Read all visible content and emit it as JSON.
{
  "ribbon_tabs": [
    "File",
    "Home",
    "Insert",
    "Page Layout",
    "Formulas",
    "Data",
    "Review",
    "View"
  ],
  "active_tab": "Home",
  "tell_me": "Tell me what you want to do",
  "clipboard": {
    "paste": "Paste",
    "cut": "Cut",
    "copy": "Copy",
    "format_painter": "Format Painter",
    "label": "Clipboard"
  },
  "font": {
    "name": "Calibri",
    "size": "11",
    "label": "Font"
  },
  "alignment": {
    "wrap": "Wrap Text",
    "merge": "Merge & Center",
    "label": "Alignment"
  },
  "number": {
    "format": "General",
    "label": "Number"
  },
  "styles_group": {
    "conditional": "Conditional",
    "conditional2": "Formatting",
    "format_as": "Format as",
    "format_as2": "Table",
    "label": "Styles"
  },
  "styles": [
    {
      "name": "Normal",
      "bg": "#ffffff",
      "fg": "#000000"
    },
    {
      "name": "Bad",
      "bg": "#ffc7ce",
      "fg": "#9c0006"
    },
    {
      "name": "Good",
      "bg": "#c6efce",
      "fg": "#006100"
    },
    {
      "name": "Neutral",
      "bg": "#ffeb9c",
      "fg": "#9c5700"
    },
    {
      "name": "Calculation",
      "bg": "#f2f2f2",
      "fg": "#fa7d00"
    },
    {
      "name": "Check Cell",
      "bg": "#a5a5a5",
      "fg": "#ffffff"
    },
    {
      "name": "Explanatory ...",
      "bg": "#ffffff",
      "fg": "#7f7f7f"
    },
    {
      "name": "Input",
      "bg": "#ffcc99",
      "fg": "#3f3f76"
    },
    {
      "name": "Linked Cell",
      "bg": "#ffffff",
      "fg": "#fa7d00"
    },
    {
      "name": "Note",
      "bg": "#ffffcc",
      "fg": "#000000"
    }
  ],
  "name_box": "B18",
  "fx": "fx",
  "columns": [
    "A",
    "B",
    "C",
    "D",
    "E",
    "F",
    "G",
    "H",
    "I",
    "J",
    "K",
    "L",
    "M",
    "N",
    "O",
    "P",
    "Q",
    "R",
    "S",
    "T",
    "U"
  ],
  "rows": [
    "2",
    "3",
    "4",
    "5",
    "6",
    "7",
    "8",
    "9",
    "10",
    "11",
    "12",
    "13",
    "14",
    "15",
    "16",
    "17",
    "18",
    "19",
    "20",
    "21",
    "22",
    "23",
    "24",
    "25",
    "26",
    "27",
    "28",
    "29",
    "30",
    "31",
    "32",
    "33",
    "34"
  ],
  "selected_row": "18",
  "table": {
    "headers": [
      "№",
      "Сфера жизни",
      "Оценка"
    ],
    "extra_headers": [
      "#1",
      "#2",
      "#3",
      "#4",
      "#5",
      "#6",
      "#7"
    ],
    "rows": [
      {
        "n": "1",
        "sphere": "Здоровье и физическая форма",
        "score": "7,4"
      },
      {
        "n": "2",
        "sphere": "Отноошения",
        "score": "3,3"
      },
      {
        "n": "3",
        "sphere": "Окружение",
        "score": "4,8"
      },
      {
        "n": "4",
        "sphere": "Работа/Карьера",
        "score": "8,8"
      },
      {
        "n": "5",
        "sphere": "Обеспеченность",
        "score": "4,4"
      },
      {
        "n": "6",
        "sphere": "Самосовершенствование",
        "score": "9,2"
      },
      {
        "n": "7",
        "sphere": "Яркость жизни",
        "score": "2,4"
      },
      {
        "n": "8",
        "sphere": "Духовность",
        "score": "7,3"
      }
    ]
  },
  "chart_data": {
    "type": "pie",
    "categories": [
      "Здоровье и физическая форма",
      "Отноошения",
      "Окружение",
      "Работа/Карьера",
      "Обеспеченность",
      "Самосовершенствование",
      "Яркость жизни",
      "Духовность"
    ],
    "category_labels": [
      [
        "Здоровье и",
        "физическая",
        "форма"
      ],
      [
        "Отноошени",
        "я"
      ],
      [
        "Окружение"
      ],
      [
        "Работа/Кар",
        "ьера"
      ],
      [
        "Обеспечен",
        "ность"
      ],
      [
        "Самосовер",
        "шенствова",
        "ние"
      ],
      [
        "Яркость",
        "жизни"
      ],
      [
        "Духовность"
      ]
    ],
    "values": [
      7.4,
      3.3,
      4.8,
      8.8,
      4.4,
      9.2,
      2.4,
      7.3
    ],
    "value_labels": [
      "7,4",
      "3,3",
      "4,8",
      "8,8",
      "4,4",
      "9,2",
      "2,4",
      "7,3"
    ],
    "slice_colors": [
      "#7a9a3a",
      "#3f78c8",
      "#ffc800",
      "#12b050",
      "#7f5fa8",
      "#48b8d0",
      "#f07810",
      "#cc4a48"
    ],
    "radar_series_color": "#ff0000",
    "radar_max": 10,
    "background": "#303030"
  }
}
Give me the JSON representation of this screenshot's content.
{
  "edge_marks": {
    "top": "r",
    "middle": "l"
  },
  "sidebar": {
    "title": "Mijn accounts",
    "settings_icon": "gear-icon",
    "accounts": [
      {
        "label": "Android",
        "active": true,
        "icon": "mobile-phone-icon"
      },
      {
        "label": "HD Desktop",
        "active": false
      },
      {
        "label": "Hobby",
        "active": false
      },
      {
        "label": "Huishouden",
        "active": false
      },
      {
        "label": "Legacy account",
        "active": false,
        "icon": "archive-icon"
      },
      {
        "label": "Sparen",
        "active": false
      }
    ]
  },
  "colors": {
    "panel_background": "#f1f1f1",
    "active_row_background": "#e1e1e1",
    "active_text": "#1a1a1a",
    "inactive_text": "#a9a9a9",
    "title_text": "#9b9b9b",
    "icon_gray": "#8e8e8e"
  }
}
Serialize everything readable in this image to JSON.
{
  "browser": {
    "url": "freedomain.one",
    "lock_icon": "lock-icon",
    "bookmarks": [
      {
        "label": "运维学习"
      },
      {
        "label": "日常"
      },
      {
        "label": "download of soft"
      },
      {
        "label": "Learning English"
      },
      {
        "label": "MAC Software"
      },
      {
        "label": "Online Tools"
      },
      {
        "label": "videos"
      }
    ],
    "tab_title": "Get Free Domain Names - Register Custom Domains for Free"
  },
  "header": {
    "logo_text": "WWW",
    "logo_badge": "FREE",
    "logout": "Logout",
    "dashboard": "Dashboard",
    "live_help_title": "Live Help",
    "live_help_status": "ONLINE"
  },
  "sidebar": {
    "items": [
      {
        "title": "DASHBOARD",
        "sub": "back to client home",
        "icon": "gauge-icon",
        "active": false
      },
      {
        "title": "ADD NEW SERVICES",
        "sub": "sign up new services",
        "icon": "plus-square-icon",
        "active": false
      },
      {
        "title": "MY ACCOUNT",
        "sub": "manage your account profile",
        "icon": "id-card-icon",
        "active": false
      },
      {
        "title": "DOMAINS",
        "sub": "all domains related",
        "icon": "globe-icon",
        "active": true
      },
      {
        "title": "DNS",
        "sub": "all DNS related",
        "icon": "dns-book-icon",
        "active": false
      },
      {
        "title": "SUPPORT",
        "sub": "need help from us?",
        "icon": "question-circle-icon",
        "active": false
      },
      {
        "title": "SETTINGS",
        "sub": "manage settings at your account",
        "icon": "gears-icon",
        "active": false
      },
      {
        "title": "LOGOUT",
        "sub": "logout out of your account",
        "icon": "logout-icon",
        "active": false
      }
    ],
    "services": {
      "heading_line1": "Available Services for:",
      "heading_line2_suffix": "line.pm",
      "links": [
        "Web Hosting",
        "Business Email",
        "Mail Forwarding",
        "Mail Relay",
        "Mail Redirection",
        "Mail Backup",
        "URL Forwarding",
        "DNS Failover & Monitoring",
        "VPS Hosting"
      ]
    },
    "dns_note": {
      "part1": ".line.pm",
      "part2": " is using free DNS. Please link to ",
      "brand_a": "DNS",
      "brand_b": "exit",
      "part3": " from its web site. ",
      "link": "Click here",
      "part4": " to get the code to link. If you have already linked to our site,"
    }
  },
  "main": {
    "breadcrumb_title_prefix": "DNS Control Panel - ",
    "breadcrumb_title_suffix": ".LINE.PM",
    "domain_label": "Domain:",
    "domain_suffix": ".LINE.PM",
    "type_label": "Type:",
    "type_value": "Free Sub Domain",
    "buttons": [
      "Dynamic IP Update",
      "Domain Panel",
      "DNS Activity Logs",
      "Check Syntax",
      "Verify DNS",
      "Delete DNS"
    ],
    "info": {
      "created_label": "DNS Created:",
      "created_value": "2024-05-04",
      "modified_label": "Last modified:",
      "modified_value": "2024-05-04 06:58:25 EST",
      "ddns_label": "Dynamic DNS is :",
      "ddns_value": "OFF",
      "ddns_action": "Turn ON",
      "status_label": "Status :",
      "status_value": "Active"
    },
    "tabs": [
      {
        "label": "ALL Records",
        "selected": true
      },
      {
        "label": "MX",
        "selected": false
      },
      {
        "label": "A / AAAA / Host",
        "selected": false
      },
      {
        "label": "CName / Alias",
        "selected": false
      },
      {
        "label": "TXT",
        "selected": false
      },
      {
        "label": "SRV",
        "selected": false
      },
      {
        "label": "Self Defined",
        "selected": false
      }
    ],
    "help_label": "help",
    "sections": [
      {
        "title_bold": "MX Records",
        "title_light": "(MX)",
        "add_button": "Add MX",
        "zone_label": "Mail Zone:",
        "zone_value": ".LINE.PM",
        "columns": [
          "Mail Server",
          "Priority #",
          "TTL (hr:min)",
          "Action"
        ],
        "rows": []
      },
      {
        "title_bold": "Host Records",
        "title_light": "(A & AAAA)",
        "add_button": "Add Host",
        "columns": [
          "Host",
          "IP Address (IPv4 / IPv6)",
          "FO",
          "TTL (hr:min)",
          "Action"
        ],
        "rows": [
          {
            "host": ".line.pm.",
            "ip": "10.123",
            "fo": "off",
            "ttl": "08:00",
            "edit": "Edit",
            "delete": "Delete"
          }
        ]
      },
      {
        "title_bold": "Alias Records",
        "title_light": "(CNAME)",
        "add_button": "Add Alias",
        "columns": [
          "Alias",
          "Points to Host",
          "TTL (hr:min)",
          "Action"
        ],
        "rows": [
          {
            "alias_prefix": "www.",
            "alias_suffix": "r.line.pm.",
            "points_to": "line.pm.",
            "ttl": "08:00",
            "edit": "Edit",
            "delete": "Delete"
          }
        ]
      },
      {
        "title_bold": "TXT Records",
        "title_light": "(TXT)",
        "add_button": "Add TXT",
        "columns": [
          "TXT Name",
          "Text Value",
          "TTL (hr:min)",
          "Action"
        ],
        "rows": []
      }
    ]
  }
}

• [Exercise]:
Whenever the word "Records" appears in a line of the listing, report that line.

• [Solved problem]:
        "label": "ALL Records",
        "title_bold": "MX Records",
        "title_bold": "Host Records",
        "title_bold": "Alias Records",
        "title_bold": "TXT Records",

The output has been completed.